START EXERCISE MATERIALS

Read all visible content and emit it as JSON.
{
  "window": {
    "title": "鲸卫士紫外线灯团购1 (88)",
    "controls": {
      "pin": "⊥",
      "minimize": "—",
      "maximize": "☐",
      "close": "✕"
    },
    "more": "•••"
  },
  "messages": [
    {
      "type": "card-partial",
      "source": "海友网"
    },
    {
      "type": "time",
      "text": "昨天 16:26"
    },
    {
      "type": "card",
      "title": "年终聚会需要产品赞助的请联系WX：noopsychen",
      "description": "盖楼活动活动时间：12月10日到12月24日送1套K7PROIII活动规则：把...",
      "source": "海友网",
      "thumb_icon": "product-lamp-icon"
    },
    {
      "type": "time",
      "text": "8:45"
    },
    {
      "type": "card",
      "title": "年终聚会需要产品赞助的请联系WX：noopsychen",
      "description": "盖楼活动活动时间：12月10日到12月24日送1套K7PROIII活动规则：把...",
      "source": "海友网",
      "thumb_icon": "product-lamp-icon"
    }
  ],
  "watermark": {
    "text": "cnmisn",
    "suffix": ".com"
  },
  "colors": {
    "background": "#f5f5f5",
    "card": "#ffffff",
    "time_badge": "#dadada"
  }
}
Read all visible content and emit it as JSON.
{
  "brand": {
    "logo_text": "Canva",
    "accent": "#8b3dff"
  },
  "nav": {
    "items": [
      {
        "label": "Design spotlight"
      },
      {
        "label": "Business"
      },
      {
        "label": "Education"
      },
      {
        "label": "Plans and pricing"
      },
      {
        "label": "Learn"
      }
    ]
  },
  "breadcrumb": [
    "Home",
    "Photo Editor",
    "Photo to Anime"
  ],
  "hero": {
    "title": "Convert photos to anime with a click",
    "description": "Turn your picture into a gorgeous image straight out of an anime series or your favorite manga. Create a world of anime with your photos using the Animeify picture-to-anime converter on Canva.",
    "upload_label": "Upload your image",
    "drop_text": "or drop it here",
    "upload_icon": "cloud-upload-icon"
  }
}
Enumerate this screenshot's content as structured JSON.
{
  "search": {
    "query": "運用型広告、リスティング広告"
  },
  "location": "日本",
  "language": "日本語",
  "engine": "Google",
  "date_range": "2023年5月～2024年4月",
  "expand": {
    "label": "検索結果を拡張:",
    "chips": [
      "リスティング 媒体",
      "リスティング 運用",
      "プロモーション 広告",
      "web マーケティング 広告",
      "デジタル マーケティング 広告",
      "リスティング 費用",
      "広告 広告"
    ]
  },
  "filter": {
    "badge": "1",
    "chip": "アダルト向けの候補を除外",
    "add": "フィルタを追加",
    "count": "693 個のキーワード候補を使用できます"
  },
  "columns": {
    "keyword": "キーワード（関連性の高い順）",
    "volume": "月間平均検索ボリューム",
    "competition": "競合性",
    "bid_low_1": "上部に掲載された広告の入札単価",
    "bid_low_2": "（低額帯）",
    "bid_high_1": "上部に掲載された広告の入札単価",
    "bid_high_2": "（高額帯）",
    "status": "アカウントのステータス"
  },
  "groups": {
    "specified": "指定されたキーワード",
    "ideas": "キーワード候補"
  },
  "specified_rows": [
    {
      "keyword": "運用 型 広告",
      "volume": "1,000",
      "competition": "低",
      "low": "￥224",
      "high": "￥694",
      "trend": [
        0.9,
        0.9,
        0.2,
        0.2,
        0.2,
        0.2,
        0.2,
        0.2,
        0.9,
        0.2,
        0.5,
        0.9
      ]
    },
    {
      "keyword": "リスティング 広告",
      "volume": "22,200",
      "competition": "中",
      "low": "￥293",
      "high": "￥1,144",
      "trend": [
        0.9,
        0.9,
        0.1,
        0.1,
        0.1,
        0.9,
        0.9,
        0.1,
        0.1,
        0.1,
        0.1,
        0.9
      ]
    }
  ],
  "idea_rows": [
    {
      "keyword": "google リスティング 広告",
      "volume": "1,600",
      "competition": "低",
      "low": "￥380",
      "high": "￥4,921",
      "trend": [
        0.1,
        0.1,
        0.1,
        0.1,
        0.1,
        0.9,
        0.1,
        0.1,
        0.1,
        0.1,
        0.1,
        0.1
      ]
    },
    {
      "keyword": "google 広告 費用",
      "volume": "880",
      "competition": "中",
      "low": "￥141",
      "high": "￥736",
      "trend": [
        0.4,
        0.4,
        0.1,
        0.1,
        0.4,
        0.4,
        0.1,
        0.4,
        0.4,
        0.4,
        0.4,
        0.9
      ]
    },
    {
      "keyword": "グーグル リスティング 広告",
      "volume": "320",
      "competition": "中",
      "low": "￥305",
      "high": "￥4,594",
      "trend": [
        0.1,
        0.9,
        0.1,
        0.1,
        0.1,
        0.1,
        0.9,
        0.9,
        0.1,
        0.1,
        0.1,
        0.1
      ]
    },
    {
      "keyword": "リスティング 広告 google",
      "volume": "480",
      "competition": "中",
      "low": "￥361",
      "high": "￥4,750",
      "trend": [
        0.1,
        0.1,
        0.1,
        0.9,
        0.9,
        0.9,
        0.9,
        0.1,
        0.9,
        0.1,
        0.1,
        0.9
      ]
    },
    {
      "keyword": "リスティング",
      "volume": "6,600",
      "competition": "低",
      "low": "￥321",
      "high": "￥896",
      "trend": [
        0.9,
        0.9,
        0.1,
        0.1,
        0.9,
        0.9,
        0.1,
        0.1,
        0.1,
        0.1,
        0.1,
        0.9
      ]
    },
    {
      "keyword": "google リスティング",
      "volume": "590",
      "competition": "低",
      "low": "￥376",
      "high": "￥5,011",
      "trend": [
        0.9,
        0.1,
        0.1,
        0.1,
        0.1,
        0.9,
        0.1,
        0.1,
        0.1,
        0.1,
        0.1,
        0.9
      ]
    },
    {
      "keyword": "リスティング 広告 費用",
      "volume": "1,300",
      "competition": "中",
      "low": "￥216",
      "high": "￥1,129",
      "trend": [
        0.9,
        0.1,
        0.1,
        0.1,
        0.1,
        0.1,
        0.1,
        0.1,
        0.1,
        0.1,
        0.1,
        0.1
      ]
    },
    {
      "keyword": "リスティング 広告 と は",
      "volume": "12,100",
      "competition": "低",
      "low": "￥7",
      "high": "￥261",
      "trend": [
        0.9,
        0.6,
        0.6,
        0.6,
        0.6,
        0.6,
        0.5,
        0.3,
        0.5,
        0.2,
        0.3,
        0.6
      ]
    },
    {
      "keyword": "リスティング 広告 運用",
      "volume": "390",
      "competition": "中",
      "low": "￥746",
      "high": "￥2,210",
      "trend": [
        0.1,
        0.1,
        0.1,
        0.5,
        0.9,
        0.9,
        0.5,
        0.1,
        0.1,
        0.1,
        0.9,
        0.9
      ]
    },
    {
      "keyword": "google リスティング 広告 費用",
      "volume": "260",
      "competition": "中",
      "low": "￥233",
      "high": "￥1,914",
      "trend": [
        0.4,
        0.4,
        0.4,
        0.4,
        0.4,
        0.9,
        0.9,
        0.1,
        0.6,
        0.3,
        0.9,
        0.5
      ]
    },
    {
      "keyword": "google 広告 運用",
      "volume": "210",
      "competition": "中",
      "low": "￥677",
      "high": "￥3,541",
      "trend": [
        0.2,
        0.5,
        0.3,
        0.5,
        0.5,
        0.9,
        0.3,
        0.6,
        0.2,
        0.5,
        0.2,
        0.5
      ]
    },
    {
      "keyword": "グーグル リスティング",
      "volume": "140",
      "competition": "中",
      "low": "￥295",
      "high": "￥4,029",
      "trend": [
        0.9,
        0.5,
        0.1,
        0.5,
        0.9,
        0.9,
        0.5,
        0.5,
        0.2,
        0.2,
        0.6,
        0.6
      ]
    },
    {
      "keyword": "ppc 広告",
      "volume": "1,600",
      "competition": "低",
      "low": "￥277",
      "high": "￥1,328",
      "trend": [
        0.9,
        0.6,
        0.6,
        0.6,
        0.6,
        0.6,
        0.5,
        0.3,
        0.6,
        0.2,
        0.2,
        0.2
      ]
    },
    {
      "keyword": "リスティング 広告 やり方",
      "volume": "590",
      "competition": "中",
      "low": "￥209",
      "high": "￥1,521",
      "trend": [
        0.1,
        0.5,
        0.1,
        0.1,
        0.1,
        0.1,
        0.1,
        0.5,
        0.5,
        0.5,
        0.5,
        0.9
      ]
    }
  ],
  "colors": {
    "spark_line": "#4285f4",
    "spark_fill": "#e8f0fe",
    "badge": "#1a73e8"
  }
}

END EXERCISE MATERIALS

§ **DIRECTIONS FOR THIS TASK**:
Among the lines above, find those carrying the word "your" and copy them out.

§ **PROBLEM SOLUTION**:
    "description": "Turn your picture into a gorgeous image straight out of an anime series or your favorite manga. Create a world of anime with your photos using the Animeify picture-to-anime converter on Canva.",
    "upload_label": "Upload your image",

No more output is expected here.